** What to do **
This exercise needs all of the entries set down again, exactly as they read.

(Entries from a dataset of interfaces)
┏━━
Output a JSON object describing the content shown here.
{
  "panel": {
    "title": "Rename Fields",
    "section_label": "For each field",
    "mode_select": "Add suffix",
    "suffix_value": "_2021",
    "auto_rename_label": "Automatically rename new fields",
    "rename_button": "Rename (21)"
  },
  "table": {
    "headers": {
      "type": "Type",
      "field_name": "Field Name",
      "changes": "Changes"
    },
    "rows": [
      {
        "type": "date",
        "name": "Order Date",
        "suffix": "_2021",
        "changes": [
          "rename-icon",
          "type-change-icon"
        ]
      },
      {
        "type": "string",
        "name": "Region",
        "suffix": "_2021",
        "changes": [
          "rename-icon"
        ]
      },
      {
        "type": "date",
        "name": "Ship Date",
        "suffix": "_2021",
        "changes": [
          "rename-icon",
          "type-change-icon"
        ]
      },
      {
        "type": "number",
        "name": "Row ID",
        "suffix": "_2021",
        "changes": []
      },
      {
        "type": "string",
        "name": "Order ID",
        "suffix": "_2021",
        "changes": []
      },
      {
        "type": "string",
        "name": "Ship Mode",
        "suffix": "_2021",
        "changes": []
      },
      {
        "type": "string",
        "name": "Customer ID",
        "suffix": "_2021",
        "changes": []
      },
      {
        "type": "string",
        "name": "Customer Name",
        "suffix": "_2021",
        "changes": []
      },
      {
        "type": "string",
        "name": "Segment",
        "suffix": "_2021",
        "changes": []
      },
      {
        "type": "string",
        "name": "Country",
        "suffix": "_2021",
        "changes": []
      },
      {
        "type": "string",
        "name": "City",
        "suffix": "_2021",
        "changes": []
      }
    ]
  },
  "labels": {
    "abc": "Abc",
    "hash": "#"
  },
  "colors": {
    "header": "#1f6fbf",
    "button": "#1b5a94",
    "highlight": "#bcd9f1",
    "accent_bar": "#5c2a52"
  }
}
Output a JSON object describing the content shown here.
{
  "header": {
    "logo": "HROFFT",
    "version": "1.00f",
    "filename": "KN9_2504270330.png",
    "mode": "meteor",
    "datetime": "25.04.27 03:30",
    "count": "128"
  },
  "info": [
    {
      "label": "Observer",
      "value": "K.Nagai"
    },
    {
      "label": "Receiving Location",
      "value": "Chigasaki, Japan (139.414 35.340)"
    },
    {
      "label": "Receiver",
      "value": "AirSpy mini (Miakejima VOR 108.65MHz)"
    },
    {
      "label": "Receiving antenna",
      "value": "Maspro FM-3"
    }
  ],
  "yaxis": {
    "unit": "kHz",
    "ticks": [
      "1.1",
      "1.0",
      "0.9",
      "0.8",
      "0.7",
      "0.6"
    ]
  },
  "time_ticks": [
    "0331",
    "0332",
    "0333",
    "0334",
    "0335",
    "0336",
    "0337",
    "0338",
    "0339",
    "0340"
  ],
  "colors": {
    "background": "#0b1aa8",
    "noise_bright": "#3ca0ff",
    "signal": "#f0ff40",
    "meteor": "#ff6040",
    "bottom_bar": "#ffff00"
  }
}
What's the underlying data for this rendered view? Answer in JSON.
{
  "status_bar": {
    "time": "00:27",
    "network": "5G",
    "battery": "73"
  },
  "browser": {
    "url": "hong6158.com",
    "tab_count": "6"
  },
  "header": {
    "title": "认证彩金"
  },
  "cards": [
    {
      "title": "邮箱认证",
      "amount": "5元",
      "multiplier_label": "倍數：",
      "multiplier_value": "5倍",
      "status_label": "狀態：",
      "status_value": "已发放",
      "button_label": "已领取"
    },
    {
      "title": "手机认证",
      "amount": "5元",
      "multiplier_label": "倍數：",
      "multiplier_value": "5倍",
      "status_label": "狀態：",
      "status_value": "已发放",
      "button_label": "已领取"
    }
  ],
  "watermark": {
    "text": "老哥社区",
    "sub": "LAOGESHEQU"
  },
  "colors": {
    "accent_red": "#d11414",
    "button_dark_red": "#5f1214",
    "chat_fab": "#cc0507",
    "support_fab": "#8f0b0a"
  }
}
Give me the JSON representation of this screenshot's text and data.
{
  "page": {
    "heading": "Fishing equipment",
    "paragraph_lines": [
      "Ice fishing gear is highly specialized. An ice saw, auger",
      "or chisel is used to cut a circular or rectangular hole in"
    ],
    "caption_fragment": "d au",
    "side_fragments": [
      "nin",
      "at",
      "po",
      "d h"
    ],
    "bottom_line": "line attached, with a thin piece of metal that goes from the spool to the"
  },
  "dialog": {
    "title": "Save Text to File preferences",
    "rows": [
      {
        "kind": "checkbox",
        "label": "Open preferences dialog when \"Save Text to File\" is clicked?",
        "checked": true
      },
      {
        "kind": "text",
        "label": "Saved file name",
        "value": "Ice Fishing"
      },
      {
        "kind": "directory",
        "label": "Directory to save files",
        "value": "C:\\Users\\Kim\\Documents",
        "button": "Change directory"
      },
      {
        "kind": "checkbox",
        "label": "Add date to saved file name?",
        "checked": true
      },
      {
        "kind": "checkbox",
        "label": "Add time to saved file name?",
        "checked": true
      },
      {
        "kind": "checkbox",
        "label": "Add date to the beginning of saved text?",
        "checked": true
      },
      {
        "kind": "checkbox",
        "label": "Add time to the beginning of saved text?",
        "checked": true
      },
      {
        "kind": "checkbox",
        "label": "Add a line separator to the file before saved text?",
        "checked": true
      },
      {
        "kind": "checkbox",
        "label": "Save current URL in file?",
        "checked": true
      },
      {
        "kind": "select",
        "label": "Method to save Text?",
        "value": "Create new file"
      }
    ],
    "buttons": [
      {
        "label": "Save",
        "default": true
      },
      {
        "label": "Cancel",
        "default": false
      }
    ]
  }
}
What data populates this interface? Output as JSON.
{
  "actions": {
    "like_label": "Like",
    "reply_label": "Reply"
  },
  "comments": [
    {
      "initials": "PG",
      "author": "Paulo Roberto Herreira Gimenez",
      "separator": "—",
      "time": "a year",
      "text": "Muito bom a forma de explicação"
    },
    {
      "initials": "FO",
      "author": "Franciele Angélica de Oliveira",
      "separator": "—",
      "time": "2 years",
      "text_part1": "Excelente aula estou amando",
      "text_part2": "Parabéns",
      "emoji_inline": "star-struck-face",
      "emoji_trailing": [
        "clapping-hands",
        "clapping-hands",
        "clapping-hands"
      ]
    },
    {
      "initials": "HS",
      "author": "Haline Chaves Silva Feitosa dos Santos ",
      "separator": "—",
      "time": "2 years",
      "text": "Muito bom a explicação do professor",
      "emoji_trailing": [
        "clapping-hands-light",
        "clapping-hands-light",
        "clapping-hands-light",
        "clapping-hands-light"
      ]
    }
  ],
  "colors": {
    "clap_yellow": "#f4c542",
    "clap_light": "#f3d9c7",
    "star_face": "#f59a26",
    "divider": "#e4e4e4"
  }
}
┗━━
** Output **
Output a JSON object describing the content shown here.
{
  "panel": {
    "title": "Rename Fields",
    "section_label": "For each field",
    "mode_select": "Add suffix",
    "suffix_value": "_2021",
    "auto_rename_label": "Automatically rename new fields",
    "rename_button": "Rename (21)"
  },
  "table": {
    "headers": {
      "type": "Type",
      "field_name": "Field Name",
      "changes": "Changes"
    },
    "rows": [
      {
        "type": "date",
        "name": "Order Date",
        "suffix": "_2021",
        "changes": [
          "rename-icon",
          "type-change-icon"
        ]
      },
      {
        "type": "string",
        "name": "Region",
        "suffix": "_2021",
        "changes": [
          "rename-icon"
        ]
      },
      {
        "type": "date",
        "name": "Ship Date",
        "suffix": "_2021",
        "changes": [
          "rename-icon",
          "type-change-icon"
        ]
      },
      {
        "type": "number",
        "name": "Row ID",
        "suffix": "_2021",
        "changes": []
      },
      {
        "type": "string",
        "name": "Order ID",
        "suffix": "_2021",
        "changes": []
      },
      {
        "type": "string",
        "name": "Ship Mode",
        "suffix": "_2021",
        "changes": []
      },
      {
        "type": "string",
        "name": "Customer ID",
        "suffix": "_2021",
        "changes": []
      },
      {
        "type": "string",
        "name": "Customer Name",
        "suffix": "_2021",
        "changes": []
      },
      {
        "type": "string",
        "name": "Segment",
        "suffix": "_2021",
        "changes": []
      },
      {
        "type": "string",
        "name": "Country",
        "suffix": "_2021",
        "changes": []
      },
      {
        "type": "string",
        "name": "City",
        "suffix": "_2021",
        "changes": []
      }
    ]
  },
  "labels": {
    "abc": "Abc",
    "hash": "#"
  },
  "colors": {
    "header": "#1f6fbf",
    "button": "#1b5a94",
    "highlight": "#bcd9f1",
    "accent_bar": "#5c2a52"
  }
}
Output a JSON object describing the content shown here.
{
  "header": {
    "logo": "HROFFT",
    "version": "1.00f",
    "filename": "KN9_2504270330.png",
    "mode": "meteor",
    "datetime": "25.04.27 03:30",
    "count": "128"
  },
  "info": [
    {
      "label": "Observer",
      "value": "K.Nagai"
    },
    {
      "label": "Receiving Location",
      "value": "Chigasaki, Japan (139.414 35.340)"
    },
    {
      "label": "Receiver",
      "value": "AirSpy mini (Miakejima VOR 108.65MHz)"
    },
    {
      "label": "Receiving antenna",
      "value": "Maspro FM-3"
    }
  ],
  "yaxis": {
    "unit": "kHz",
    "ticks": [
      "1.1",
      "1.0",
      "0.9",
      "0.8",
      "0.7",
      "0.6"
    ]
  },
  "time_ticks": [
    "0331",
    "0332",
    "0333",
    "0334",
    "0335",
    "0336",
    "0337",
    "0338",
    "0339",
    "0340"
  ],
  "colors": {
    "background": "#0b1aa8",
    "noise_bright": "#3ca0ff",
    "signal": "#f0ff40",
    "meteor": "#ff6040",
    "bottom_bar": "#ffff00"
  }
}
What's the underlying data for this rendered view? Answer in JSON.
{
  "status_bar": {
    "time": "00:27",
    "network": "5G",
    "battery": "73"
  },
  "browser": {
    "url": "hong6158.com",
    "tab_count": "6"
  },
  "header": {
    "title": "认证彩金"
  },
  "cards": [
    {
      "title": "邮箱认证",
      "amount": "5元",
      "multiplier_label": "倍數：",
      "multiplier_value": "5倍",
      "status_label": "狀態：",
      "status_value": "已发放",
      "button_label": "已领取"
    },
    {
      "title": "手机认证",
      "amount": "5元",
      "multiplier_label": "倍數：",
      "multiplier_value": "5倍",
      "status_label": "狀態：",
      "status_value": "已发放",
      "button_label": "已领取"
    }
  ],
  "watermark": {
    "text": "老哥社区",
    "sub": "LAOGESHEQU"
  },
  "colors": {
    "accent_red": "#d11414",
    "button_dark_red": "#5f1214",
    "chat_fab": "#cc0507",
    "support_fab": "#8f0b0a"
  }
}
Give me the JSON representation of this screenshot's text and data.
{
  "page": {
    "heading": "Fishing equipment",
    "paragraph_lines": [
      "Ice fishing gear is highly specialized. An ice saw, auger",
      "or chisel is used to cut a circular or rectangular hole in"
    ],
    "caption_fragment": "d au",
    "side_fragments": [
      "nin",
      "at",
      "po",
      "d h"
    ],
    "bottom_line": "line attached, with a thin piece of metal that goes from the spool to the"
  },
  "dialog": {
    "title": "Save Text to File preferences",
    "rows": [
      {
        "kind": "checkbox",
        "label": "Open preferences dialog when \"Save Text to File\" is clicked?",
        "checked": true
      },
      {
        "kind": "text",
        "label": "Saved file name",
        "value": "Ice Fishing"
      },
      {
        "kind": "directory",
        "label": "Directory to save files",
        "value": "C:\\Users\\Kim\\Documents",
        "button": "Change directory"
      },
      {
        "kind": "checkbox",
        "label": "Add date to saved file name?",
        "checked": true
      },
      {
        "kind": "checkbox",
        "label": "Add time to saved file name?",
        "checked": true
      },
      {
        "kind": "checkbox",
        "label": "Add date to the beginning of saved text?",
        "checked": true
      },
      {
        "kind": "checkbox",
        "label": "Add time to the beginning of saved text?",
        "checked": true
      },
      {
        "kind": "checkbox",
        "label": "Add a line separator to the file before saved text?",
        "checked": true
      },
      {
        "kind": "checkbox",
        "label": "Save current URL in file?",
        "checked": true
      },
      {
        "kind": "select",
        "label": "Method to save Text?",
        "value": "Create new file"
      }
    ],
    "buttons": [
      {
        "label": "Save",
        "default": true
      },
      {
        "label": "Cancel",
        "default": false
      }
    ]
  }
}
What data populates this interface? Output as JSON.
{
  "actions": {
    "like_label": "Like",
    "reply_label": "Reply"
  },
  "comments": [
    {
      "initials": "PG",
      "author": "Paulo Roberto Herreira Gimenez",
      "separator": "—",
      "time": "a year",
      "text": "Muito bom a forma de explicação"
    },
    {
      "initials": "FO",
      "author": "Franciele Angélica de Oliveira",
      "separator": "—",
      "time": "2 years",
      "text_part1": "Excelente aula estou amando",
      "text_part2": "Parabéns",
      "emoji_inline": "star-struck-face",
      "emoji_trailing": [
        "clapping-hands",
        "clapping-hands",
        "clapping-hands"
      ]
    },
    {
      "initials": "HS",
      "author": "Haline Chaves Silva Feitosa dos Santos ",
      "separator": "—",
      "time": "2 years",
      "text": "Muito bom a explicação do professor",
      "emoji_trailing": [
        "clapping-hands-light",
        "clapping-hands-light",
        "clapping-hands-light",
        "clapping-hands-light"
      ]
    }
  ],
  "colors": {
    "clap_yellow": "#f4c542",
    "clap_light": "#f3d9c7",
    "star_face": "#f59a26",
    "divider": "#e4e4e4"
  }
}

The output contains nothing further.